The goal of the partnership is to provide your community with a perspective on settlement needs, and encourage a more effective use of resources from a range of funders who are currently supporting newcomer settlement. The more effectively your community develops and provides services for newcomers, the greater the potential for you to attract new immigrants as a primary destination or through secondary migration.

The Welcoming Communities Best Practices report recommends that your community’s chances of a positive outcome increase if:

• special coordinating structures are put in place for linking the LIP to broader city processes
• your municipality has signalled an intent to modify its immigration liaison activities according to the findings of the LIP surveys and consultations.
• your municipality invests financing or in-kind support for planning activities
• your community includes public education and/or media campaigns in the LIP plan

When your community’s proposal receives a positive recommendation from the evaluators, the municipality applying will receive the funding directly.

Once the funding is received, its distribution will be determined through in-depth research conducted by your Partnership Council on the needs of newcomers in your community. By looking closely at programs currently in place, they can identify gaps in the currently-provided services, and decide what direction to take so that communities can best integrate newcomers. The Settlement Strategies and Action Plans developed in this way will be tools that will help make these communities more desirable places for immigrants to live.

The successes and lessons learned through this process will continue to guide funding as the program moves forward.

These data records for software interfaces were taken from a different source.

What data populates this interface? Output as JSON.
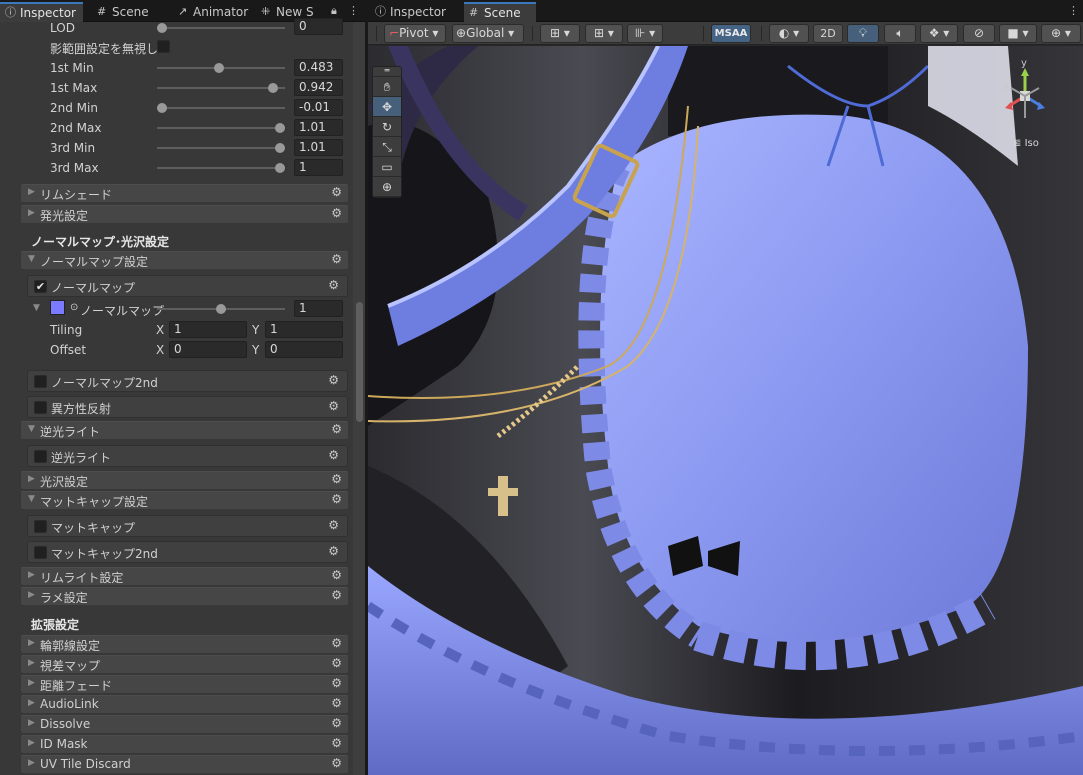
{
  "left_tabs": [
    {
      "label": "Inspector",
      "icon": "ⓘ"
    },
    {
      "label": "Scene",
      "icon": "#"
    },
    {
      "label": "Animator",
      "icon": "↗"
    },
    {
      "label": "New S",
      "icon": "⁜"
    }
  ],
  "right_tabs": [
    {
      "label": "Inspector",
      "icon": "ⓘ"
    },
    {
      "label": "Scene",
      "icon": "#"
    }
  ],
  "lod": {
    "label": "LOD",
    "value": "0",
    "level": 0
  },
  "ignore_shadow": {
    "label": "影範囲設定を無視し"
  },
  "sliders": [
    {
      "label": "1st Min",
      "value": "0.483",
      "level": 0.483
    },
    {
      "label": "1st Max",
      "value": "0.942",
      "level": 0.942
    },
    {
      "label": "2nd Min",
      "value": "-0.01",
      "level": 0.0
    },
    {
      "label": "2nd Max",
      "value": "1.01",
      "level": 1.0
    },
    {
      "label": "3rd Min",
      "value": "1.01",
      "level": 1.0
    },
    {
      "label": "3rd Max",
      "value": "1",
      "level": 1.0
    }
  ],
  "sections_top": [
    "リムシェード",
    "発光設定"
  ],
  "header_normal": "ノーマルマップ･光沢設定",
  "normal_map_settings": "ノーマルマップ設定",
  "normal_map_toggle": "ノーマルマップ",
  "normal_map_slot": {
    "label": "ノーマルマップ",
    "value": "1",
    "level": 0.5,
    "color": "#7b7bff"
  },
  "tiling": {
    "label": "Tiling",
    "x_label": "X",
    "x": "1",
    "y_label": "Y",
    "y": "1"
  },
  "offset": {
    "label": "Offset",
    "x_label": "X",
    "x": "0",
    "y_label": "Y",
    "y": "0"
  },
  "normal_map_2nd": "ノーマルマップ2nd",
  "anisotropy": "異方性反射",
  "backlight_section": "逆光ライト",
  "backlight_toggle": "逆光ライト",
  "gloss_section": "光沢設定",
  "matcap_section": "マットキャップ設定",
  "matcap_toggle": "マットキャップ",
  "matcap_2nd": "マットキャップ2nd",
  "rimlight_section": "リムライト設定",
  "glitter_section": "ラメ設定",
  "header_ext": "拡張設定",
  "ext_sections": [
    "輪郭線設定",
    "視差マップ",
    "距離フェード",
    "AudioLink",
    "Dissolve",
    "ID Mask",
    "UV Tile Discard"
  ],
  "scene_toolbar": {
    "pivot": "Pivot",
    "global": "Global",
    "msaa": "MSAA",
    "mode_2d": "2D"
  },
  "gizmo": {
    "persp_label": "Iso",
    "axis_y": "y",
    "axis_x": "x"
  },
  "colors": {
    "accent": "#3a79bb",
    "apron": "#8c9cff",
    "skirt": "#1f1f22"
  }
}
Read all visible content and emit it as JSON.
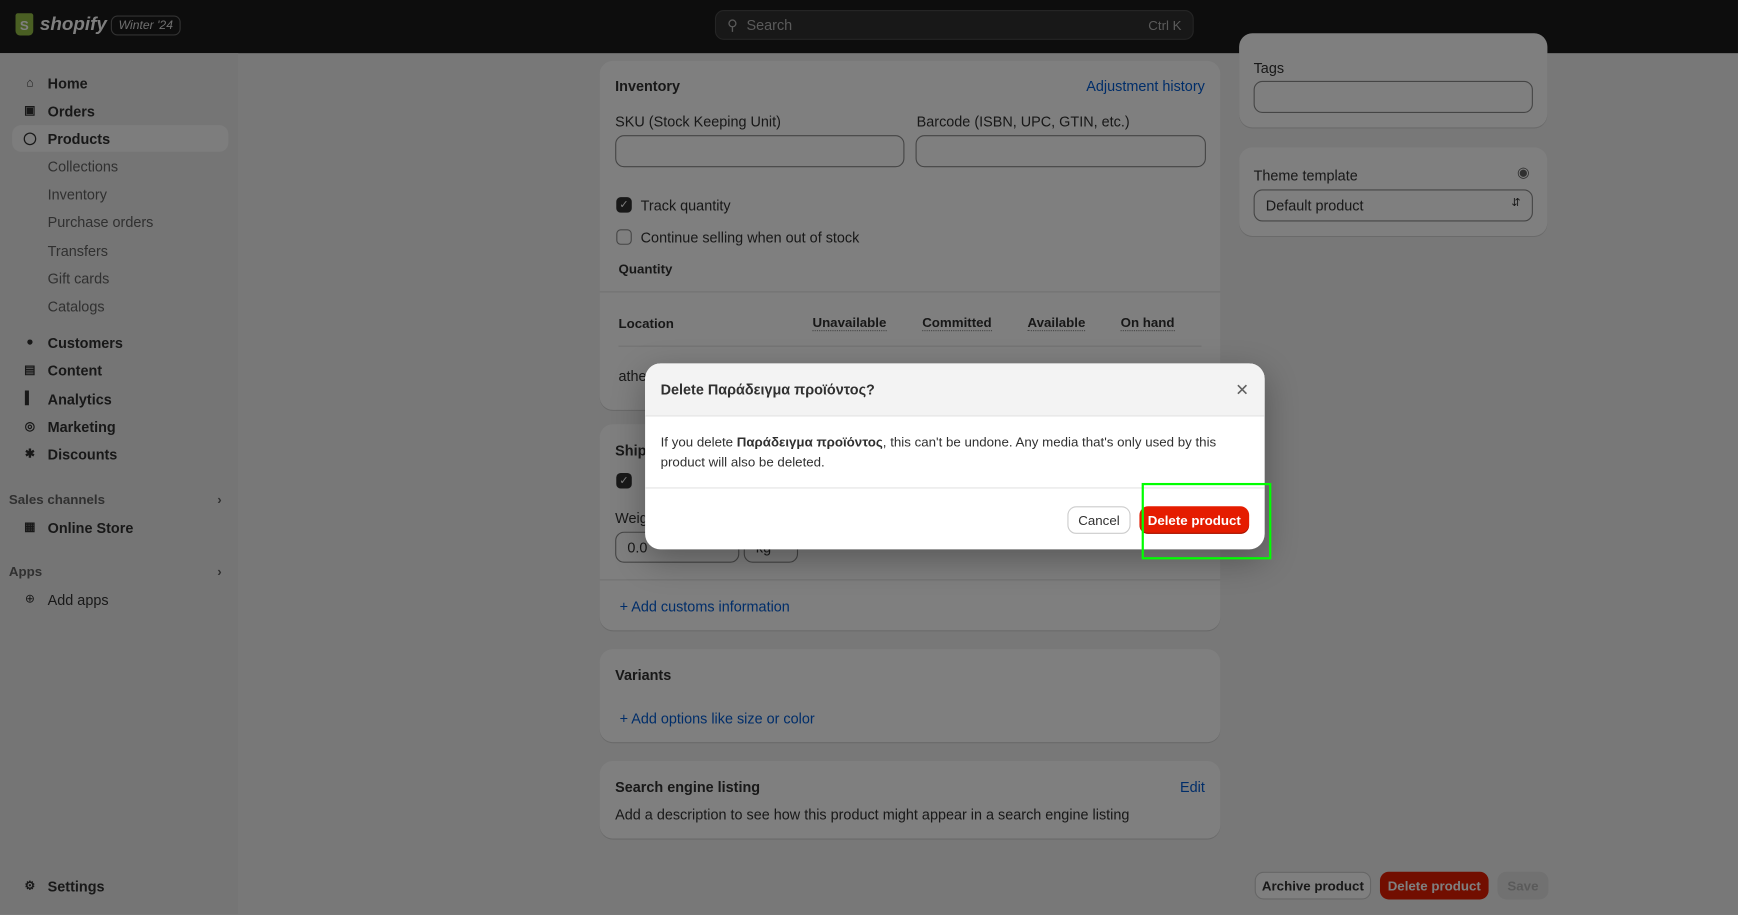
{
  "topbar": {
    "brand": "shopify",
    "version_badge": "Winter '24",
    "search_placeholder": "Search",
    "search_shortcut": "Ctrl K"
  },
  "sidebar": {
    "items": [
      {
        "label": "Home",
        "icon": "home-icon"
      },
      {
        "label": "Orders",
        "icon": "inbox-icon"
      },
      {
        "label": "Products",
        "icon": "tag-icon",
        "active": true
      }
    ],
    "product_sub": [
      "Collections",
      "Inventory",
      "Purchase orders",
      "Transfers",
      "Gift cards",
      "Catalogs"
    ],
    "items2": [
      {
        "label": "Customers",
        "icon": "person-icon"
      },
      {
        "label": "Content",
        "icon": "content-icon"
      },
      {
        "label": "Analytics",
        "icon": "bar-chart-icon"
      },
      {
        "label": "Marketing",
        "icon": "target-icon"
      },
      {
        "label": "Discounts",
        "icon": "discount-icon"
      }
    ],
    "sales_channels": "Sales channels",
    "online_store": "Online Store",
    "apps": "Apps",
    "add_apps": "Add apps",
    "settings": "Settings"
  },
  "inventory": {
    "title": "Inventory",
    "history_link": "Adjustment history",
    "sku_label": "SKU (Stock Keeping Unit)",
    "barcode_label": "Barcode (ISBN, UPC, GTIN, etc.)",
    "track_quantity": "Track quantity",
    "continue_selling": "Continue selling when out of stock",
    "quantity": "Quantity",
    "columns": [
      "Location",
      "Unavailable",
      "Committed",
      "Available",
      "On hand"
    ],
    "location_partial": "athe"
  },
  "shipping": {
    "title_partial": "Ship",
    "weight_partial": "Weig",
    "weight_value": "0.0",
    "unit_partial": "kg",
    "customs_link": "Add customs information"
  },
  "variants": {
    "title": "Variants",
    "add_link": "Add options like size or color"
  },
  "seo": {
    "title": "Search engine listing",
    "edit": "Edit",
    "description": "Add a description to see how this product might appear in a search engine listing"
  },
  "right": {
    "tags_label": "Tags",
    "theme_label": "Theme template",
    "theme_value": "Default product"
  },
  "footer": {
    "archive": "Archive product",
    "delete": "Delete product",
    "save": "Save"
  },
  "modal": {
    "title": "Delete Παράδειγμα προϊόντος?",
    "body_pre": "If you delete ",
    "body_bold": "Παράδειγμα προϊόντος",
    "body_post": ", this can't be undone. Any media that's only used by this product will also be deleted.",
    "cancel": "Cancel",
    "confirm": "Delete product"
  },
  "colors": {
    "critical": "#e51c00",
    "highlight": "#00ff00",
    "link": "#005bd3"
  }
}
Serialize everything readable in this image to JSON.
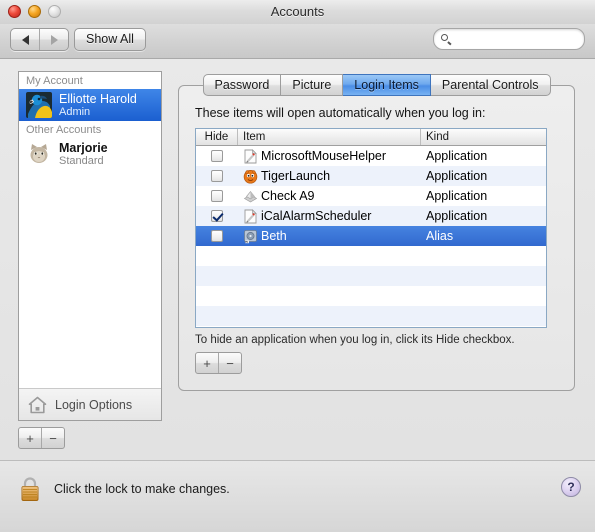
{
  "window": {
    "title": "Accounts",
    "traffic_lights": [
      "close-button",
      "minimize-button",
      "zoom-button"
    ]
  },
  "toolbar": {
    "back_icon": "triangle-left-icon",
    "forward_icon": "triangle-right-icon",
    "show_all_label": "Show All",
    "search": {
      "value": "",
      "placeholder": "",
      "icon": "search-icon"
    }
  },
  "sidebar": {
    "groups": [
      {
        "label": "My Account",
        "accounts": [
          {
            "name": "Elliotte Harold",
            "role": "Admin",
            "selected": true,
            "avatar": "parrot-avatar"
          }
        ]
      },
      {
        "label": "Other Accounts",
        "accounts": [
          {
            "name": "Marjorie",
            "role": "Standard",
            "selected": false,
            "avatar": "cat-avatar"
          }
        ]
      }
    ],
    "login_options_label": "Login Options",
    "login_options_icon": "home-icon",
    "add_label": "+",
    "remove_label": "−"
  },
  "tabs": [
    {
      "label": "Password",
      "active": false
    },
    {
      "label": "Picture",
      "active": false
    },
    {
      "label": "Login Items",
      "active": true
    },
    {
      "label": "Parental Controls",
      "active": false
    }
  ],
  "login_items_pane": {
    "caption": "These items will open automatically when you log in:",
    "columns": [
      "Hide",
      "Item",
      "Kind"
    ],
    "rows": [
      {
        "hide": false,
        "item": "MicrosoftMouseHelper",
        "kind": "Application",
        "icon": "document-app-icon",
        "selected": false
      },
      {
        "hide": false,
        "item": "TigerLaunch",
        "kind": "Application",
        "icon": "orange-face-icon",
        "selected": false
      },
      {
        "hide": false,
        "item": "Check A9",
        "kind": "Application",
        "icon": "silver-app-icon",
        "selected": false
      },
      {
        "hide": true,
        "item": "iCalAlarmScheduler",
        "kind": "Application",
        "icon": "document-app-icon",
        "selected": false
      },
      {
        "hide": false,
        "item": "Beth",
        "kind": "Alias",
        "icon": "alias-disk-icon",
        "selected": true
      }
    ],
    "empty_rows": 5,
    "hint": "To hide an application when you log in, click its Hide checkbox.",
    "add_label": "+",
    "remove_label": "−"
  },
  "bottom": {
    "lock_icon": "locked-padlock-icon",
    "lock_text": "Click the lock to make changes.",
    "help_label": "?"
  },
  "colors": {
    "selection_blue": "#3269cf",
    "tab_active_blue": "#4b8ee6",
    "row_stripe": "#edf2fb",
    "lock_gold": "#e09b2d",
    "help_purple": "#bfb0dd"
  }
}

As Rejean Cantlon said in 2009, “Improving access to services that make the integration process easier will benefit not only newcomers but communities across the province.”

This story is from the "Local Immigration Partnerships" InfoBlock. To read more stories on this topic, click here.